Provincial mayor Klaus Iohannis defied expectations to win Romania’s presidential election on Sunday, inflicting a shock defeat on Prime Minister Victor Ponta. An ethnic German whose campaign was backed by two centre-right parties, Iohannis turned round a 10-point deficit to win the runoff, as widespread anger at voting problems overseas appeared to galvanize the anti-Ponta camp. Analysts had said that victory for Ponta might have helped make Romania a more stable nation, with the main levers of power held by one bloc. By contrast, Iohannis’s win could trigger renewed political tensions in one of Europe’s poorest states.

Dear Romanians, you were phenomenal today. We’ve seen a massive turnout, and my respect for the diaspora.

Provincial mayor Klaus Iohannis

Backed by a well-oiled party machine, Ponta had led opinion polls throughout the campaign. But he abruptly conceded defeat after the exit polls were released. Later official results showed Iohannis on 54.8 percent against 45.2 percent for Ponta, with more than three-quarters of polling stations counted. Turnout was at its highest since 1996. Despite the loss, Ponta ruled out quitting as prime minister and said his Social Democrat alliance would remain in power until parliamentary elections due in 2016. Thousands of people took to the streets of Bucharest and other cities to voice their anger at Ponta’s government on Sunday night and demand his resignation.

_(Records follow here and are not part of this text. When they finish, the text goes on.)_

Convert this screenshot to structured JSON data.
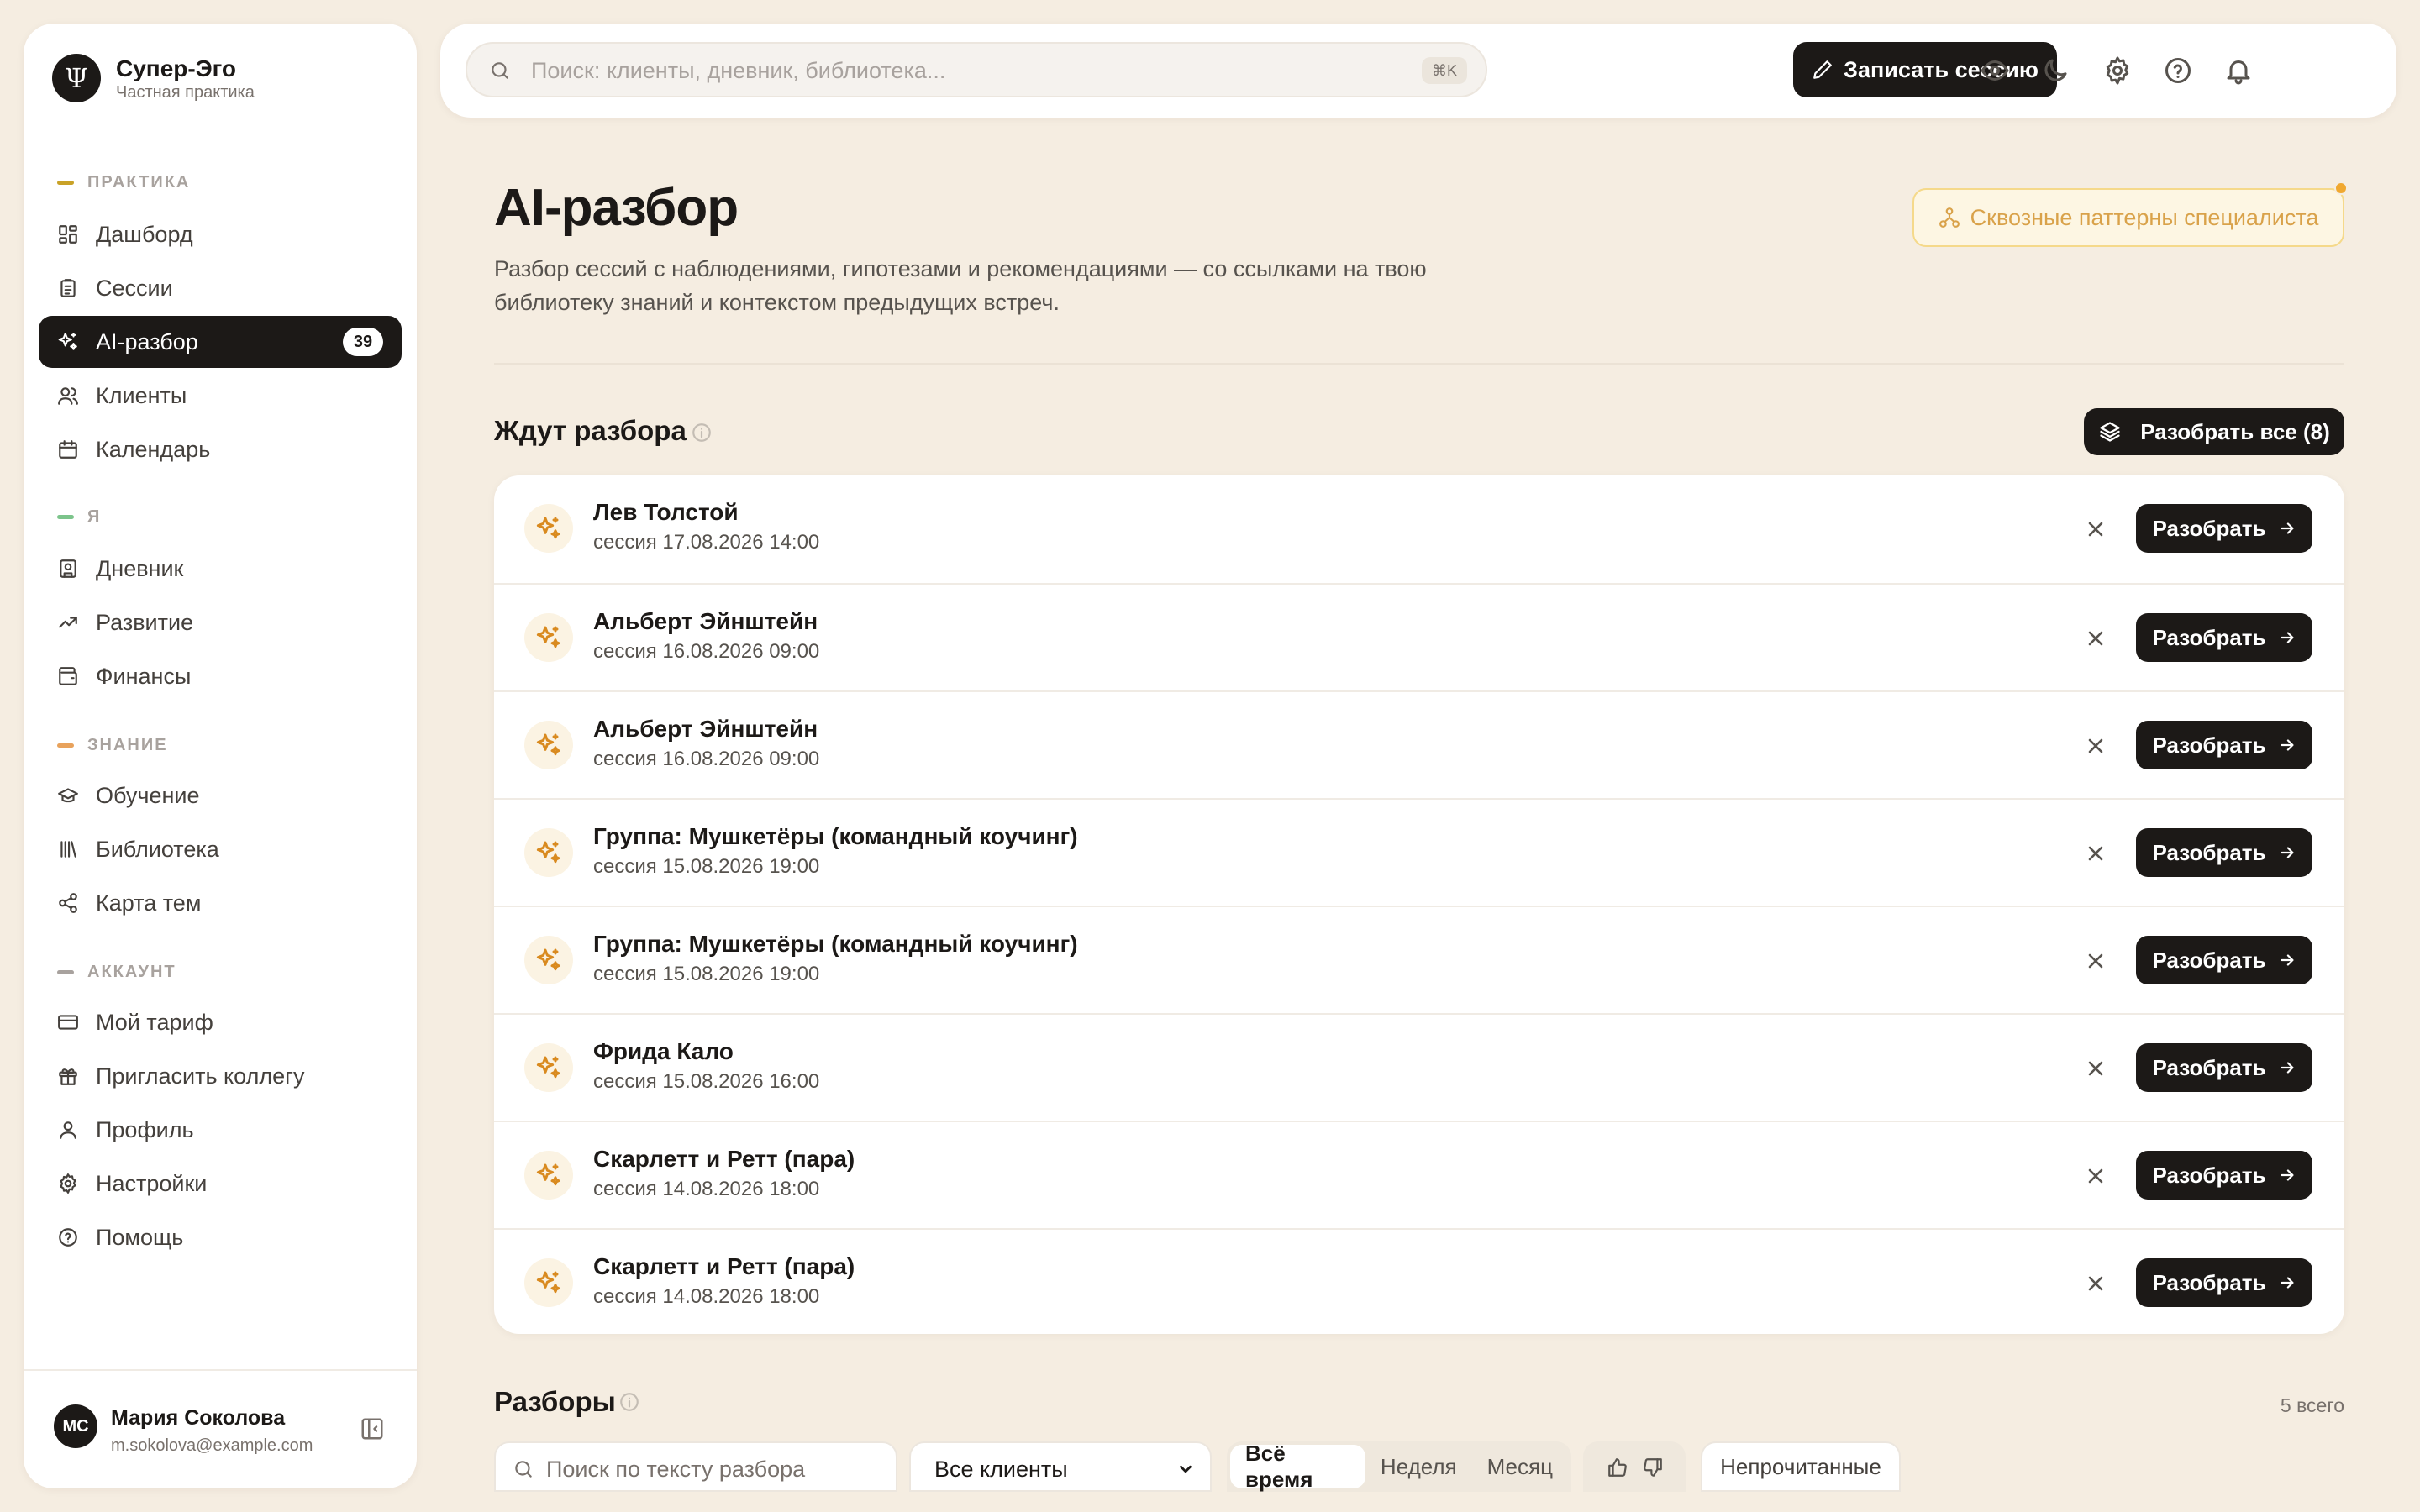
{
  "brand": {
    "title": "Супер-Эго",
    "subtitle": "Частная практика",
    "logo_glyph": "Ψ"
  },
  "sidebar": {
    "sections": [
      {
        "label": "ПРАКТИКА",
        "color": "#c9a227"
      },
      {
        "label": "Я",
        "color": "#7cc48b"
      },
      {
        "label": "ЗНАНИЕ",
        "color": "#e8a25c"
      },
      {
        "label": "АККАУНТ",
        "color": "#a8a29e"
      }
    ],
    "items": [
      {
        "label": "Дашборд",
        "icon": "grid-icon"
      },
      {
        "label": "Сессии",
        "icon": "clipboard-icon"
      },
      {
        "label": "AI-разбор",
        "icon": "sparkles-icon",
        "badge": "39",
        "active": true
      },
      {
        "label": "Клиенты",
        "icon": "users-icon"
      },
      {
        "label": "Календарь",
        "icon": "calendar-icon"
      },
      {
        "label": "Дневник",
        "icon": "notebook-icon"
      },
      {
        "label": "Развитие",
        "icon": "trending-up-icon"
      },
      {
        "label": "Финансы",
        "icon": "wallet-icon"
      },
      {
        "label": "Обучение",
        "icon": "graduation-cap-icon"
      },
      {
        "label": "Библиотека",
        "icon": "library-icon"
      },
      {
        "label": "Карта тем",
        "icon": "share-nodes-icon"
      },
      {
        "label": "Мой тариф",
        "icon": "credit-card-icon"
      },
      {
        "label": "Пригласить коллегу",
        "icon": "gift-icon"
      },
      {
        "label": "Профиль",
        "icon": "user-icon"
      },
      {
        "label": "Настройки",
        "icon": "gear-icon"
      },
      {
        "label": "Помощь",
        "icon": "help-circle-icon"
      }
    ]
  },
  "user": {
    "initials": "МС",
    "name": "Мария Соколова",
    "email": "m.sokolova@example.com"
  },
  "topbar": {
    "search_placeholder": "Поиск: клиенты, дневник, библиотека...",
    "shortcut": "⌘K",
    "record_label": "Записать сессию",
    "icons": [
      "eye-icon",
      "moon-icon",
      "gear-icon",
      "help-circle-icon",
      "bell-icon"
    ]
  },
  "page": {
    "title": "AI-разбор",
    "description": "Разбор сессий с наблюдениями, гипотезами и рекомендациями — со ссылками на твою библиотеку знаний и контекстом предыдущих встреч.",
    "patterns_label": "Сквозные паттерны специалиста"
  },
  "queue": {
    "title": "Ждут разбора",
    "review_all_label": "Разобрать все (8)",
    "action_label": "Разобрать",
    "items": [
      {
        "name": "Лев Толстой",
        "date": "сессия 17.08.2026 14:00"
      },
      {
        "name": "Альберт Эйнштейн",
        "date": "сессия 16.08.2026 09:00"
      },
      {
        "name": "Альберт Эйнштейн",
        "date": "сессия 16.08.2026 09:00"
      },
      {
        "name": "Группа: Мушкетёры (командный коучинг)",
        "date": "сессия 15.08.2026 19:00"
      },
      {
        "name": "Группа: Мушкетёры (командный коучинг)",
        "date": "сессия 15.08.2026 19:00"
      },
      {
        "name": "Фрида Кало",
        "date": "сессия 15.08.2026 16:00"
      },
      {
        "name": "Скарлетт и Ретт (пара)",
        "date": "сессия 14.08.2026 18:00"
      },
      {
        "name": "Скарлетт и Ретт (пара)",
        "date": "сессия 14.08.2026 18:00"
      }
    ]
  },
  "reviews": {
    "title": "Разборы",
    "total": "5 всего",
    "search_placeholder": "Поиск по тексту разбора",
    "client_filter": "Все клиенты",
    "periods": [
      "Всё время",
      "Неделя",
      "Месяц"
    ],
    "active_period": "Всё время",
    "unread_label": "Непрочитанные"
  },
  "colors": {
    "accent": "#1c1917",
    "background": "#f5ede1",
    "spark": "#d98a1f"
  }
}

I hope I voted for a more normal Romania, compared with the present one, which has a plagiarizing prime minister, all sorts of political barons and lies.

Oana Neneciu, 30, an NGO worker